Theoretical and experimental analyses of the performance of a dye-sensitized solar cell (DSSC) are presented. Using a macroscopic first-principles mathematical model of the DSSC, the effective electron diffusion coefficient, recombination rate constant, and difference between the conduction band and formal redox potentials are estimated from current-voltage (I-V) measurements. The mathematical modeling indicates that (i) diffusion is the dominant driving force for the transport of electrons and holes, and thus electric-field-induced migration can be neglected; (ii) the type of recombination rate equation has little effect on the estimates of the effective electron diffusion coefficient and the difference between the conduction band and formal redox potentials; (iii) the recombination rate constant affects both the cell open-circuit voltage and short-circuit current; (iv) the conduction band edge movement affects mostly the cell open-circuit voltage; (v) as expected, the I-V performance of the cell changes very little with operating temperature variations; and (vi) the effects of different light absorbers on the cell I-V performance is through the absorption coefficient and displacement of the conduction band. The transient behavior of the cell from the dark equilibrium conditions to short circuit conditions and the cell transient response to a step change in the external load are investigated theoretically. Experimental I-V results from a DSSC, under different light intensities and with two different dyes, are used to validate the model.

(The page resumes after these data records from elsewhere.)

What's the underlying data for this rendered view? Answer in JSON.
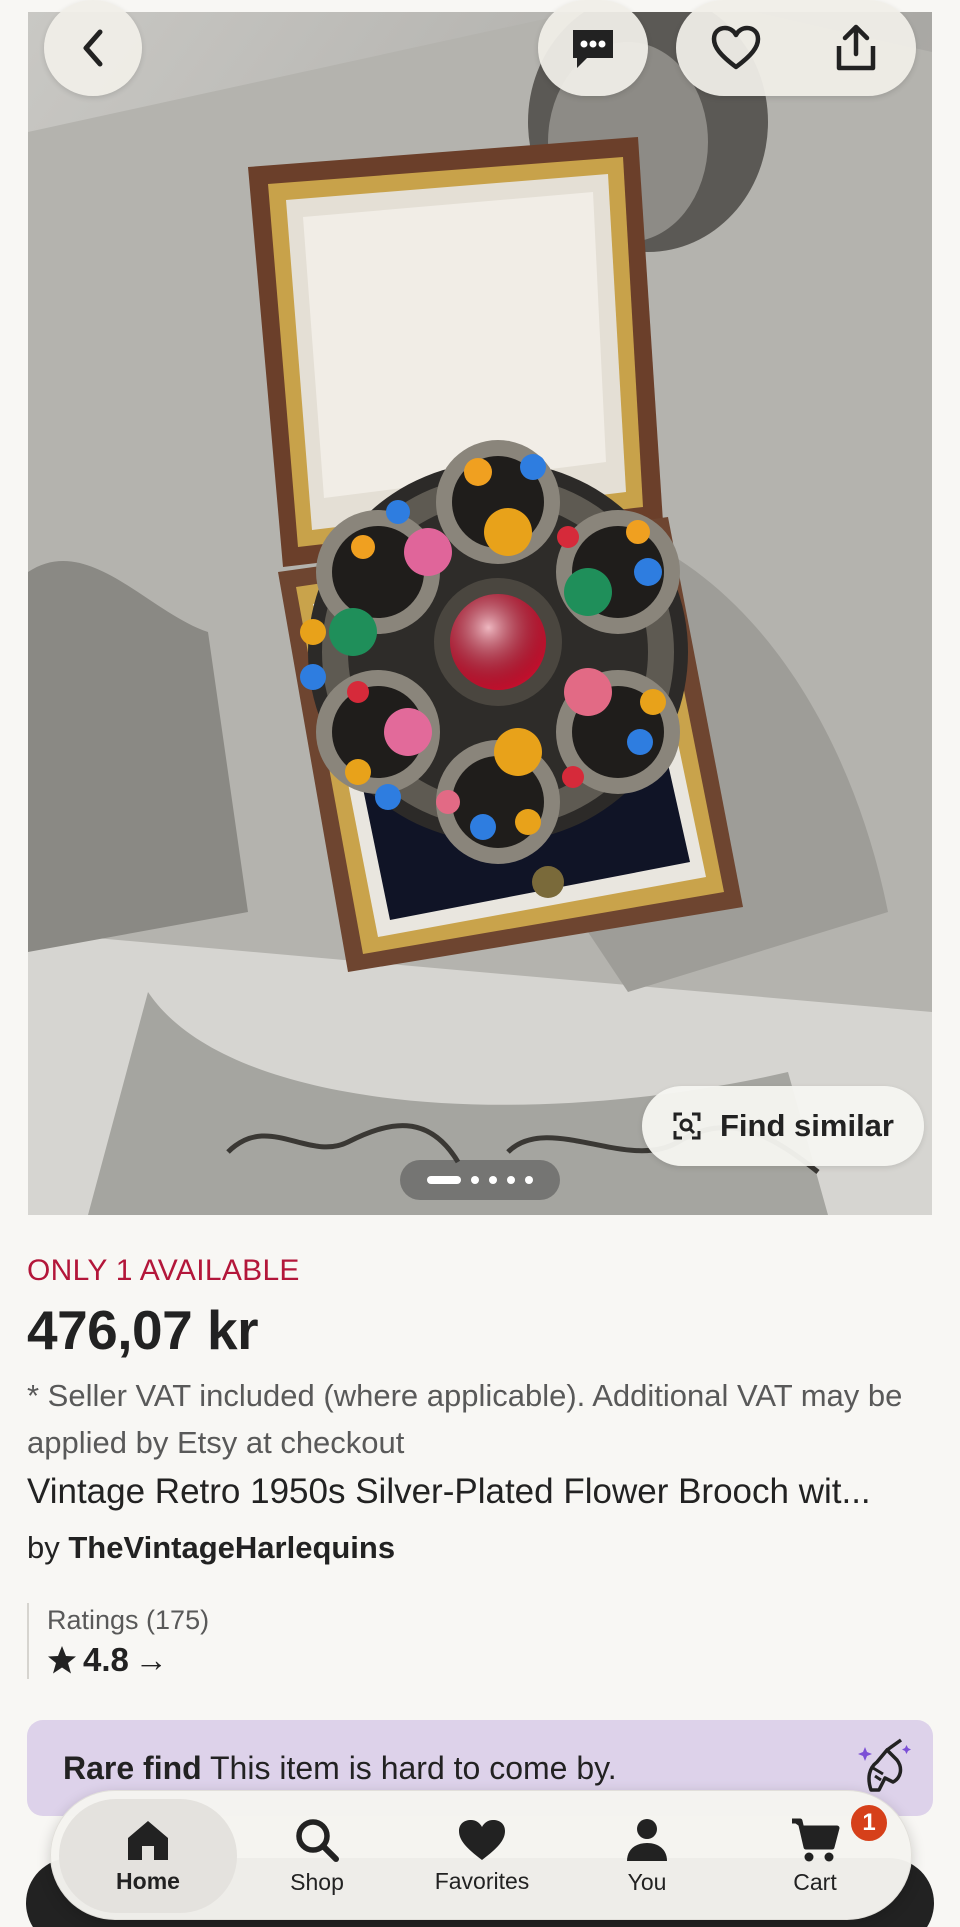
{
  "gallery": {
    "slide_count": 5,
    "active_slide": 1,
    "find_similar_label": "Find similar"
  },
  "header": {
    "back_icon": "chevron-left-icon",
    "message_icon": "message-icon",
    "favorite_icon": "heart-icon",
    "share_icon": "share-icon"
  },
  "listing": {
    "availability": "ONLY 1 AVAILABLE",
    "price": "476,07 kr",
    "vat_note": "* Seller VAT included (where applicable). Additional VAT may be applied by Etsy at checkout",
    "title": "Vintage Retro 1950s Silver-Plated Flower Brooch wit...",
    "by_prefix": "by",
    "shop_name": "TheVintageHarlequins",
    "ratings_label": "Ratings (175)",
    "rating_value": "4.8",
    "rating_arrow": "→"
  },
  "rare_banner": {
    "bold": "Rare find",
    "text": " This item is hard to come by.",
    "icon": "unicorn-icon"
  },
  "bottom_nav": {
    "items": [
      {
        "label": "Home",
        "icon": "home-icon",
        "active": true
      },
      {
        "label": "Shop",
        "icon": "search-icon",
        "active": false
      },
      {
        "label": "Favorites",
        "icon": "heart-icon",
        "active": false
      },
      {
        "label": "You",
        "icon": "person-icon",
        "active": false
      },
      {
        "label": "Cart",
        "icon": "cart-icon",
        "active": false,
        "badge": "1"
      }
    ]
  },
  "colors": {
    "availability": "#b3163a",
    "rare_banner_bg": "#ddd2ea",
    "cart_badge": "#d6401a",
    "page_bg": "#f8f7f4"
  }
}
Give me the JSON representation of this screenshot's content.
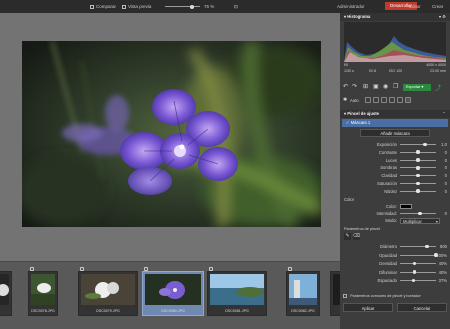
{
  "topbar": {
    "compare_label": "Comparar",
    "preview_label": "Vista previa",
    "zoom_value": "75 %",
    "tabs": [
      "Administrador",
      "Desarrollar",
      "Editor",
      "Crear"
    ]
  },
  "histogram": {
    "title": "Histograma",
    "exposure_info": [
      "f/5",
      "1/30 s",
      "f/2.8",
      "ISO 100",
      "4000 x 4000",
      "23.00 mm"
    ]
  },
  "toolbar": {
    "auto_label": "Auto",
    "export_label": "Exportar"
  },
  "adjust_brush": {
    "title": "Pincel de ajuste",
    "mask_label": "Máscara 1",
    "add_mask_label": "Añadir máscara",
    "sliders": [
      {
        "label": "Exposición",
        "value": "1.0",
        "level": 0.7
      },
      {
        "label": "Contraste",
        "value": "0",
        "level": 0.5
      },
      {
        "label": "Luces",
        "value": "0",
        "level": 0.5
      },
      {
        "label": "Sombras",
        "value": "0",
        "level": 0.5
      },
      {
        "label": "Claridad",
        "value": "0",
        "level": 0.5
      },
      {
        "label": "Saturación",
        "value": "0",
        "level": 0.5
      },
      {
        "label": "Nitidez",
        "value": "0",
        "level": 0.5
      }
    ],
    "color_section": "Color",
    "color_label": "Color:",
    "intensity_label": "Intensidad:",
    "intensity_value": "0",
    "mode_label": "Modo:",
    "mode_value": "Multiplicar",
    "brush_params_label": "Parámetros de pincel",
    "brush_sliders": [
      {
        "label": "Diámetro",
        "value": "800",
        "level": 0.75
      },
      {
        "label": "Opacidad",
        "value": "100%",
        "level": 1.0
      },
      {
        "label": "Densidad",
        "value": "40%",
        "level": 0.4
      },
      {
        "label": "Difuminar",
        "value": "40%",
        "level": 0.4
      },
      {
        "label": "Espaciado",
        "value": "37%",
        "level": 0.37
      }
    ],
    "common_params_label": "Parámetros comunes de pincel y borrador",
    "apply_label": "Aplicar",
    "cancel_label": "Cancelar"
  },
  "filmstrip": {
    "thumbs": [
      {
        "caption": "",
        "selected": false
      },
      {
        "caption": "DSC0078.JPG",
        "selected": false
      },
      {
        "caption": "DSC0079.JPG",
        "selected": false
      },
      {
        "caption": "DSC0080.JPG",
        "selected": true
      },
      {
        "caption": "DSC0081.JPG",
        "selected": false
      },
      {
        "caption": "DSC0082.JPG",
        "selected": false
      },
      {
        "caption": "",
        "selected": false
      }
    ]
  }
}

ASJC Scopus subject areas
- Chemical Engineering(all)
- Industrial and Manufacturing Engineering